2 min read
The Myth About Sharing Power
It’s finally spring! The weather is warm. The flowers are blooming. I’m in a park watching children on the playgrounds. I don’t have to think about work and people who cause harm physically or by coercive control. However, as often happens, everything I see is “grist for the mill,” as an old professor once said.
The judges in our county will not mandate intervention services that exceed six months, which is why we offer a 26-week program. Usually, about 18 weeks into the program, men have begun to make changes in themselves, and those changes affect their relationships. Then someone comes in at week 20 and announces, “This crap doesn’t work. Now that I let her go out without the third degree, now that I don’t [do that thing I used to do], she’s started arguing or walking out when I’m talking to her or she’s refusing to do things.” To which one of the facilitators will say, “You’re welcome.”
It’s often difficult to be grateful for. It can be difficult to be grateful that a partner is acting out with some form of resistance, some form of power. Difficult to understand it at all, much less understand it as a good benchmark.
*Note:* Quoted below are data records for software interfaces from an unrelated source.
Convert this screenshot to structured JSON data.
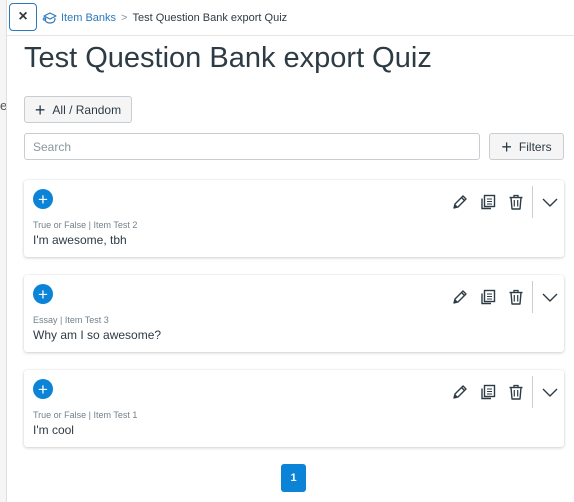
{
  "breadcrumb": {
    "root_label": "Item Banks",
    "separator": ">",
    "current": "Test Question Bank export Quiz"
  },
  "page": {
    "title": "Test Question Bank export Quiz",
    "close_label": "×",
    "left_edge_char": "e"
  },
  "toolbar": {
    "add_label": "All / Random",
    "filters_label": "Filters",
    "search_placeholder": "Search",
    "search_value": ""
  },
  "questions": [
    {
      "meta": "True or False | Item Test 2",
      "text": "I'm awesome, tbh"
    },
    {
      "meta": "Essay | Item Test 3",
      "text": "Why am I so awesome?"
    },
    {
      "meta": "True or False | Item Test 1",
      "text": "I'm cool"
    }
  ],
  "pagination": {
    "current_page": "1"
  },
  "icons": {
    "close": "close-icon",
    "breadcrumb": "item-bank-icon",
    "add": "plus-icon",
    "edit": "pencil-icon",
    "copy": "copy-icon",
    "delete": "trash-icon",
    "expand": "chevron-down-icon"
  },
  "colors": {
    "accent": "#0b84d8",
    "link": "#2b7abc",
    "text": "#2d3b45",
    "muted": "#73818c"
  }
}
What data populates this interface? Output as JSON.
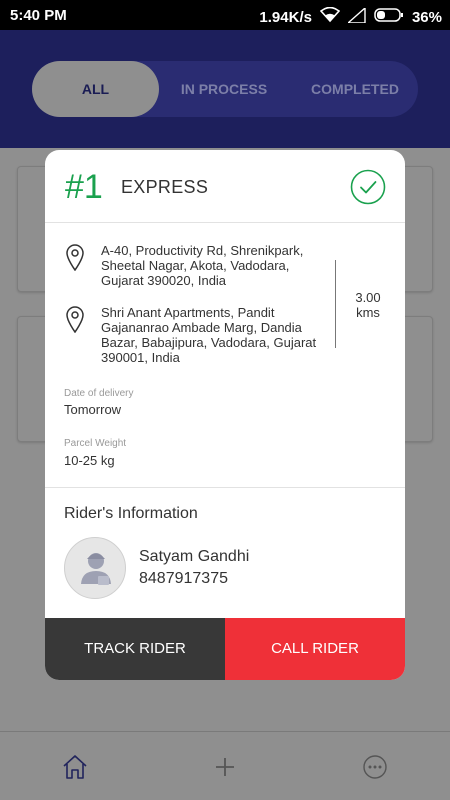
{
  "status_bar": {
    "time": "5:40 PM",
    "network_speed": "1.94K/s",
    "battery": "36%",
    "icons": [
      "wifi-icon",
      "signal-icon",
      "battery-icon"
    ]
  },
  "tabs": [
    {
      "label": "ALL",
      "active": true
    },
    {
      "label": "IN PROCESS",
      "active": false
    },
    {
      "label": "COMPLETED",
      "active": false
    }
  ],
  "order": {
    "number": "#1",
    "type": "EXPRESS",
    "status_icon": "check-circle-icon",
    "pickup_address": "A-40, Productivity Rd, Shrenikpark, Sheetal Nagar, Akota, Vadodara, Gujarat 390020, India",
    "drop_address": "Shri Anant Apartments, Pandit Gajananrao Ambade Marg, Dandia Bazar, Babajipura, Vadodara, Gujarat 390001, India",
    "distance_value": "3.00",
    "distance_unit": "kms",
    "delivery_label": "Date of delivery",
    "delivery_value": "Tomorrow",
    "weight_label": "Parcel Weight",
    "weight_value": "10-25 kg"
  },
  "rider": {
    "section_title": "Rider's Information",
    "name": "Satyam Gandhi",
    "phone": "8487917375"
  },
  "actions": {
    "track_label": "TRACK RIDER",
    "call_label": "CALL RIDER"
  },
  "colors": {
    "header": "#1d1f5c",
    "accent_green": "#1aa14e",
    "call_red": "#ef3038",
    "track_dark": "#383838"
  },
  "bottom_nav": [
    "home-icon",
    "add-icon",
    "more-icon"
  ]
}
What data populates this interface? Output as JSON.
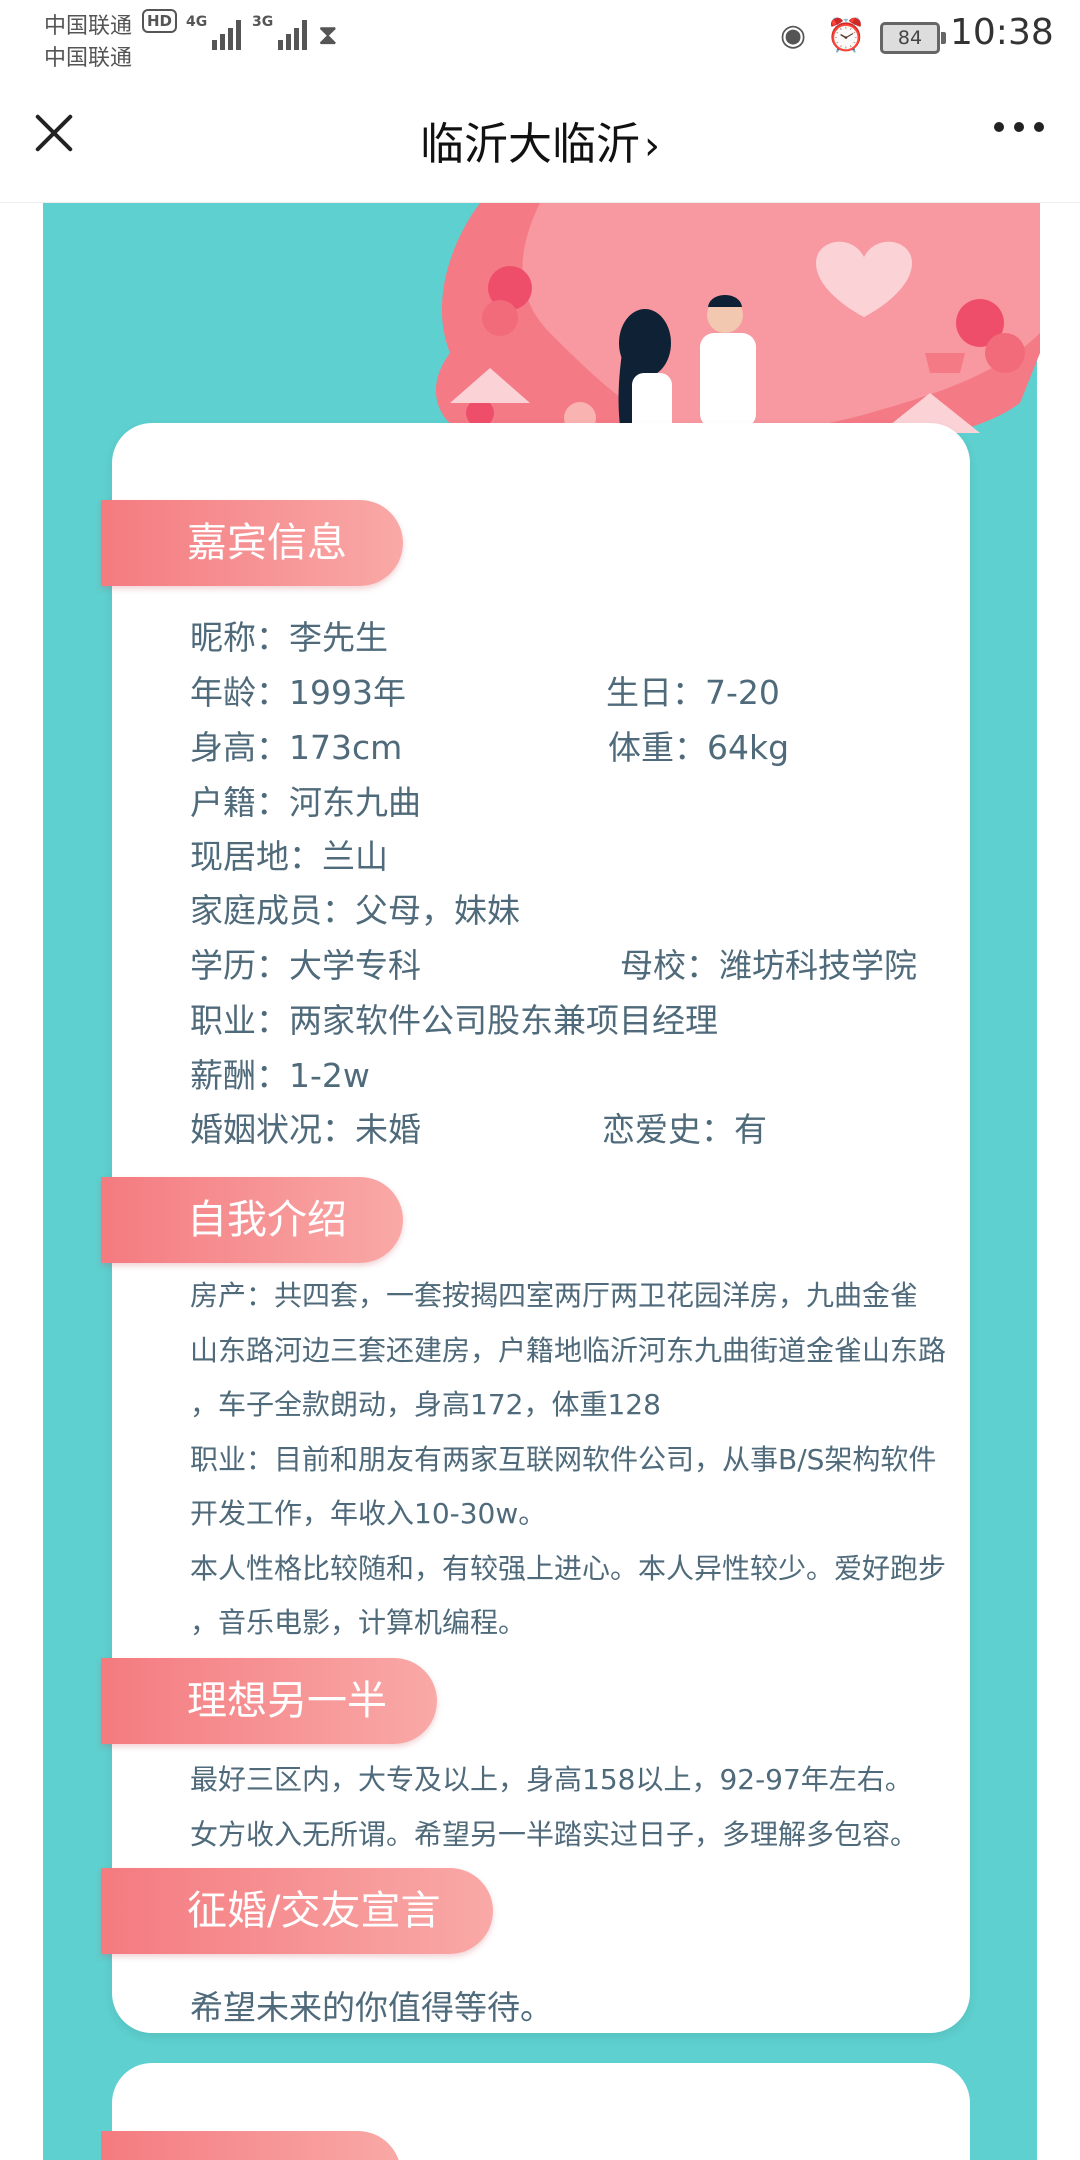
{
  "status_bar": {
    "carrier1": "中国联通",
    "carrier2": "中国联通",
    "hd": "HD",
    "net1": "4G",
    "net2": "3G",
    "battery": "84",
    "time": "10:38"
  },
  "nav": {
    "title": "临沂大临沂",
    "chevron": "›"
  },
  "profile": {
    "section_guest": "嘉宾信息",
    "nickname": "昵称：李先生",
    "age": "年龄：1993年",
    "birthday": "生日：7-20",
    "height": "身高：173cm",
    "weight": "体重：64kg",
    "hukou": "户籍：河东九曲",
    "residence": "现居地：兰山",
    "family": "家庭成员：父母，妹妹",
    "education": "学历：大学专科",
    "school": "母校：潍坊科技学院",
    "job": "职业：两家软件公司股东兼项目经理",
    "salary": "薪酬：1-2w",
    "marital": "婚姻状况：未婚",
    "love_history": "恋爱史：有"
  },
  "intro": {
    "section": "自我介绍",
    "lines": [
      "房产：共四套，一套按揭四室两厅两卫花园洋房，九曲金雀",
      "山东路河边三套还建房，户籍地临沂河东九曲街道金雀山东路",
      "，车子全款朗动，身高172，体重128",
      "职业：目前和朋友有两家互联网软件公司，从事B/S架构软件",
      "开发工作，年收入10-30w。",
      "本人性格比较随和，有较强上进心。本人异性较少。爱好跑步",
      "，音乐电影，计算机编程。"
    ]
  },
  "ideal": {
    "section": "理想另一半",
    "lines": [
      "最好三区内，大专及以上，身高158以上，92-97年左右。",
      "女方收入无所谓。希望另一半踏实过日子，多理解多包容。"
    ]
  },
  "declaration": {
    "section": "征婚/交友宣言",
    "text": "希望未来的你值得等待。"
  }
}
However, what his partner’s resistance or acting out means is that he may be doing something right. The likely explanation for her new behavior is that she is no longer afraid.
Back on the playground is an explanation. Looking at the seesaw…
The person with the most power sits comfortably on the ground while the person on the other end dangles up in the air. Sometimes protesting. Sometimes scared.
If some weight is added onto the in-the-air side, if that power differential shifts, the person on the ground obviously shifts, perhaps to where his feet are no longer touching the ground.
However, rather than a sense of being equal, it feels
Here’s the unrecognized essence of power. Power can’t be given. Even with the best of intentions, you can’t grant power to someone else. If you have the ability and option to give power, you still have the option and power to take it back.
Power cannot be granted. It can be shared only when someone has taken it.
In a recent battering intervention group, we were discussing women in government. Someone referred to “when women were given the right to vote.”
“Given!?” I asked, probably too firmly. I heard someone say a soft, “Uh-oh.”
I went on, of course. Women weren’t “given” the right to vote. They fought for it. They strived and struggled and suffered in intellectual and physical battles to take the power to be able to vote.
Whoever has the dominant power in a relationship does not simply decide to share power. And it is also not enough that he simply reconciles being okay when power is taken from him. He must also value the increased richness of the new relationship when power is taken from him.
And, whether it’s in political/social relationships or in an intimate partner relationship the person from whom power is taken must figure out how to nourish, support it, and appreciate it.